## Exercise description
For the entries that follow, tally the lines holding the string "UPDATE". Give the total and nothing else.

Entries from a dataset of interfaces:
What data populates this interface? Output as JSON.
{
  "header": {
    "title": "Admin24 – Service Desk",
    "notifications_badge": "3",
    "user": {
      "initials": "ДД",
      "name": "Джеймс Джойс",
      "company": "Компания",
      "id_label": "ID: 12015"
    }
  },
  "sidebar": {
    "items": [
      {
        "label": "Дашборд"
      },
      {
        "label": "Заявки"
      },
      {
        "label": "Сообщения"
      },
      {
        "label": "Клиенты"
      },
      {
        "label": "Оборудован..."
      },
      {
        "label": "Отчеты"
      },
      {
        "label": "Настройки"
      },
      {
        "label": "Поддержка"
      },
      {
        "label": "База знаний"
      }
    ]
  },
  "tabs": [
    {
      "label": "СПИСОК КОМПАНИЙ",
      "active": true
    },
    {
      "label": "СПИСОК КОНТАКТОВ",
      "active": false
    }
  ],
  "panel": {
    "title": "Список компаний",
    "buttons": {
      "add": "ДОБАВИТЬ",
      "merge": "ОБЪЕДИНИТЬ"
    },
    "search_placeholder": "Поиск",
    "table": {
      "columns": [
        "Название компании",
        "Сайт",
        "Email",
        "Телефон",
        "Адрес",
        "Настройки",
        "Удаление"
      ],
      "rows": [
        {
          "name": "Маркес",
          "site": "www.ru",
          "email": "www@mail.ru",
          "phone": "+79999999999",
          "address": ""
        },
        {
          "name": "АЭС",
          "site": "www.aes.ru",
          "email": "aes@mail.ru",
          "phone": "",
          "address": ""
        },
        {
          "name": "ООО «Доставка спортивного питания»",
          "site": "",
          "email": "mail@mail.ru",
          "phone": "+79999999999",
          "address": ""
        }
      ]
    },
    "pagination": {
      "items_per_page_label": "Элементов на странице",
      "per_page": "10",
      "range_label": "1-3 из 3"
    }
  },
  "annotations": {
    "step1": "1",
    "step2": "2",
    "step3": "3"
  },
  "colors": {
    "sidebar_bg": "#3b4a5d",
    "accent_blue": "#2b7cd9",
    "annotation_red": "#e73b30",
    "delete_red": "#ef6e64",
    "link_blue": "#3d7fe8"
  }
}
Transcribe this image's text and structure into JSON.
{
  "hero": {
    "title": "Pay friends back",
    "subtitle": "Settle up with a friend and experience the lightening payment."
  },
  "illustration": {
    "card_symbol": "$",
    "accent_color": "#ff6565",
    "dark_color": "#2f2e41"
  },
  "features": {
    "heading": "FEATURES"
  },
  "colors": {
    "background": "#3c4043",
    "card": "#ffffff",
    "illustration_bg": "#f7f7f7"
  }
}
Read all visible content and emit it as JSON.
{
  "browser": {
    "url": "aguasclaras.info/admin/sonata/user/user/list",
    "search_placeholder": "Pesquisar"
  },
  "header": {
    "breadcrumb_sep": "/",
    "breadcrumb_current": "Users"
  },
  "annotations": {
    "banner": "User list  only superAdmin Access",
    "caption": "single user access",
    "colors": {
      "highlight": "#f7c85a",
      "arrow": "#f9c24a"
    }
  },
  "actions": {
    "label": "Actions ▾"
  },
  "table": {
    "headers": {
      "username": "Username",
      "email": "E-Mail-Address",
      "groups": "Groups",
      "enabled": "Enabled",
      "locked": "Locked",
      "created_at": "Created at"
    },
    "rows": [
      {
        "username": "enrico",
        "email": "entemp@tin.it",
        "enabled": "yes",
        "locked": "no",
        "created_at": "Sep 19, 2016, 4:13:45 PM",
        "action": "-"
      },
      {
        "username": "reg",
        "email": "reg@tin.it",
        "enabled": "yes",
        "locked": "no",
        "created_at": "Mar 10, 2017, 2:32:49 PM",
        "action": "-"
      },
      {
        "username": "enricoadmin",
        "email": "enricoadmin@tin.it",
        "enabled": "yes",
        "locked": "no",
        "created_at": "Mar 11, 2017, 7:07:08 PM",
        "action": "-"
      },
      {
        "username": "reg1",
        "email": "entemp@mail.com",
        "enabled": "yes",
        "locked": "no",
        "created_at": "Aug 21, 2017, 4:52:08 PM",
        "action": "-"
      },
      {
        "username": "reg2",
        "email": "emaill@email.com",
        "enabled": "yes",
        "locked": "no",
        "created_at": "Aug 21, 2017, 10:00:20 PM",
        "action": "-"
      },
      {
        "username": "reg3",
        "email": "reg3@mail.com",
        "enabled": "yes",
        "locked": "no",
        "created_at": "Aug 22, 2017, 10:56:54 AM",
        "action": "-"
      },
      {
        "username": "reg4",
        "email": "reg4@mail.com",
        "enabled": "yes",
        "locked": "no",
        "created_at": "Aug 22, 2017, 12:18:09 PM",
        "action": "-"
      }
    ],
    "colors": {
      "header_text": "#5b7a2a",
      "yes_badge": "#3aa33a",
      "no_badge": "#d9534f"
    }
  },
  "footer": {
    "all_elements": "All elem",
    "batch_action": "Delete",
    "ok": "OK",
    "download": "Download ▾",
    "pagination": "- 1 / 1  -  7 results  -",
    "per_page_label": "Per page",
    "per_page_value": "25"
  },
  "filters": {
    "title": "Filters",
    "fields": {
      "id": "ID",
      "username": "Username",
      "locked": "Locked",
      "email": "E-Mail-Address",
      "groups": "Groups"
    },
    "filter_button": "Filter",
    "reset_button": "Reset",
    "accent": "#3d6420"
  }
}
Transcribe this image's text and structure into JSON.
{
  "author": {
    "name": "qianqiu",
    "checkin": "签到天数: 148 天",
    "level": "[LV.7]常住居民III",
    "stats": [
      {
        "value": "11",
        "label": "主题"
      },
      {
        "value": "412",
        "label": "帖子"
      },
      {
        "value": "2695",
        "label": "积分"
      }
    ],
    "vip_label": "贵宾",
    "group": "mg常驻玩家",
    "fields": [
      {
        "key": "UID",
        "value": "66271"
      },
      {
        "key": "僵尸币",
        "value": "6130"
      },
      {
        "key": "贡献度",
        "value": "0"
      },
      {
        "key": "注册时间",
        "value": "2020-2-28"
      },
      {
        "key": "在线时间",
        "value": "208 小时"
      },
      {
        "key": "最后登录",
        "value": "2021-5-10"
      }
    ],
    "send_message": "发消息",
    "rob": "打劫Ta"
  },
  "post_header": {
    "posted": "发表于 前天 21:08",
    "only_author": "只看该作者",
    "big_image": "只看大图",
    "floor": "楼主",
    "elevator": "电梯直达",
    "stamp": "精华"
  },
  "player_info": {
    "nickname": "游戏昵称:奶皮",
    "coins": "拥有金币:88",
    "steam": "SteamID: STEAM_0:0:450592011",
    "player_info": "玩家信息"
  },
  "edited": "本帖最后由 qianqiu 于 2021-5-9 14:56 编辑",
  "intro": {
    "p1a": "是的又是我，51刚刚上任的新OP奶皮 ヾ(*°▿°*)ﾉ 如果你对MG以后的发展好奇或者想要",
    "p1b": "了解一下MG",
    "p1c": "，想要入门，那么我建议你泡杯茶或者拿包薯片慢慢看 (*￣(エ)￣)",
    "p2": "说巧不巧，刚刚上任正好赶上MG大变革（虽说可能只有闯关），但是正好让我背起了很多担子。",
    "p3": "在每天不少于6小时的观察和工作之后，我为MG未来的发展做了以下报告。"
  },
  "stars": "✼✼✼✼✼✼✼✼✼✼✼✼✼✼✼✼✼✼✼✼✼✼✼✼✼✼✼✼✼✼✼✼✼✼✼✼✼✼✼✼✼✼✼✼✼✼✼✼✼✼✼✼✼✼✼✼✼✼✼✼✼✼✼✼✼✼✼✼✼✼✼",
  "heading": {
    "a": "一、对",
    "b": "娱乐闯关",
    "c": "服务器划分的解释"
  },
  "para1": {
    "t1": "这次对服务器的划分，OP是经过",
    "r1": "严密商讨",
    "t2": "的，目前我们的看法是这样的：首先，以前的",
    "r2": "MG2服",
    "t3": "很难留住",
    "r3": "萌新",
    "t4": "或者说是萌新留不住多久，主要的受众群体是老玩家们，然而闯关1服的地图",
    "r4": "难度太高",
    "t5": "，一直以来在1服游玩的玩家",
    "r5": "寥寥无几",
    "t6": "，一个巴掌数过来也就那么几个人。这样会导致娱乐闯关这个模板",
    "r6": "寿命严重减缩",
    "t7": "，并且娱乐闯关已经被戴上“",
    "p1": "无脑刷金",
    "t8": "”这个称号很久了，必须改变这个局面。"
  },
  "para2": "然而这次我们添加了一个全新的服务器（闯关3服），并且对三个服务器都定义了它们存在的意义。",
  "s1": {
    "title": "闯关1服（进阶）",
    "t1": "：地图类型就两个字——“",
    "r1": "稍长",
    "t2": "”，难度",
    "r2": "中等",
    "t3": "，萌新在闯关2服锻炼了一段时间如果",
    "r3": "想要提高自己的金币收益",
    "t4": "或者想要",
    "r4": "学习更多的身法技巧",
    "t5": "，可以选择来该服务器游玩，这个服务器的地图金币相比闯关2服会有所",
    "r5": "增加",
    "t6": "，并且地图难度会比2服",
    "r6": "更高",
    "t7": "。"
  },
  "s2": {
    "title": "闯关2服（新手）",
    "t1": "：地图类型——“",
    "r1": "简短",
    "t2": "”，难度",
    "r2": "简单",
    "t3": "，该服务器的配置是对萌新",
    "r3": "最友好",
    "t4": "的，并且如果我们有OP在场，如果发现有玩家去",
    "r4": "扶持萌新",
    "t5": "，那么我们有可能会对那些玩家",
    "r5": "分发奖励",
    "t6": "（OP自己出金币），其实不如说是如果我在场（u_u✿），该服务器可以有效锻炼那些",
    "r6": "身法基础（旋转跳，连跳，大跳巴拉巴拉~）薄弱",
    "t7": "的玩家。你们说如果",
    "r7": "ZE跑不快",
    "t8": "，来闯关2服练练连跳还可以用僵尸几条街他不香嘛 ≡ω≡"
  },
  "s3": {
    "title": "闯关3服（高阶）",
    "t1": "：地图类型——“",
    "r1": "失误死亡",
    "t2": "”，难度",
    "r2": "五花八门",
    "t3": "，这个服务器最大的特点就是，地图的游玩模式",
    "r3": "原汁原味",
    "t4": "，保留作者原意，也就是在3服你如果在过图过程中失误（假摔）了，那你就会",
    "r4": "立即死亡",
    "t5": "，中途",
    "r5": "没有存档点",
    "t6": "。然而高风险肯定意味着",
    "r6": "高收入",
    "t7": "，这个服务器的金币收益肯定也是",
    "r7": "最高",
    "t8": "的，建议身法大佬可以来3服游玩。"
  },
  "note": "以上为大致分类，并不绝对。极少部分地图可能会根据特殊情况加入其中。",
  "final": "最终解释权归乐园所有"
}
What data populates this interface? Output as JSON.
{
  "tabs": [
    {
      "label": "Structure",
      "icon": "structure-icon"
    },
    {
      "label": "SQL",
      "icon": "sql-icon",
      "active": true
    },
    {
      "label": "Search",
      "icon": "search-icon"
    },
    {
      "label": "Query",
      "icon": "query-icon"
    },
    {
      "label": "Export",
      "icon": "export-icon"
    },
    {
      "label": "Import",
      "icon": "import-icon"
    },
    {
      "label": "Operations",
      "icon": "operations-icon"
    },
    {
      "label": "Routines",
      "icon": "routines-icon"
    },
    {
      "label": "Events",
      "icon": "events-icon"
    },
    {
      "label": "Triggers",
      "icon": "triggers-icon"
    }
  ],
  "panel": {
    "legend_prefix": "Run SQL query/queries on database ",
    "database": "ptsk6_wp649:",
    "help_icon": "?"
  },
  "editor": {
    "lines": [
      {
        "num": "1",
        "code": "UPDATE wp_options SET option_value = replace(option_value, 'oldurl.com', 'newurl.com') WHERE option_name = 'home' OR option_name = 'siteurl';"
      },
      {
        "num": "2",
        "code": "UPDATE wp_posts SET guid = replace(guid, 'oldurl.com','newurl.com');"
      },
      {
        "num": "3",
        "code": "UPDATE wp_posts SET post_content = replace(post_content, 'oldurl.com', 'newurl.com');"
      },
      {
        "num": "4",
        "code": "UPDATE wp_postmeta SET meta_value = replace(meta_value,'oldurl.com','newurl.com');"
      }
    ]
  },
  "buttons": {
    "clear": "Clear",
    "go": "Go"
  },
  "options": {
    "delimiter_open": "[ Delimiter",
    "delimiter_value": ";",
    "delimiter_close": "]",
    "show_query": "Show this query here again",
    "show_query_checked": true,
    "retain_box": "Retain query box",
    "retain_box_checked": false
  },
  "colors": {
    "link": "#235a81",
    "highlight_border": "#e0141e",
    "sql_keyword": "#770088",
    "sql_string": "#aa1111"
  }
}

## Exercise response
4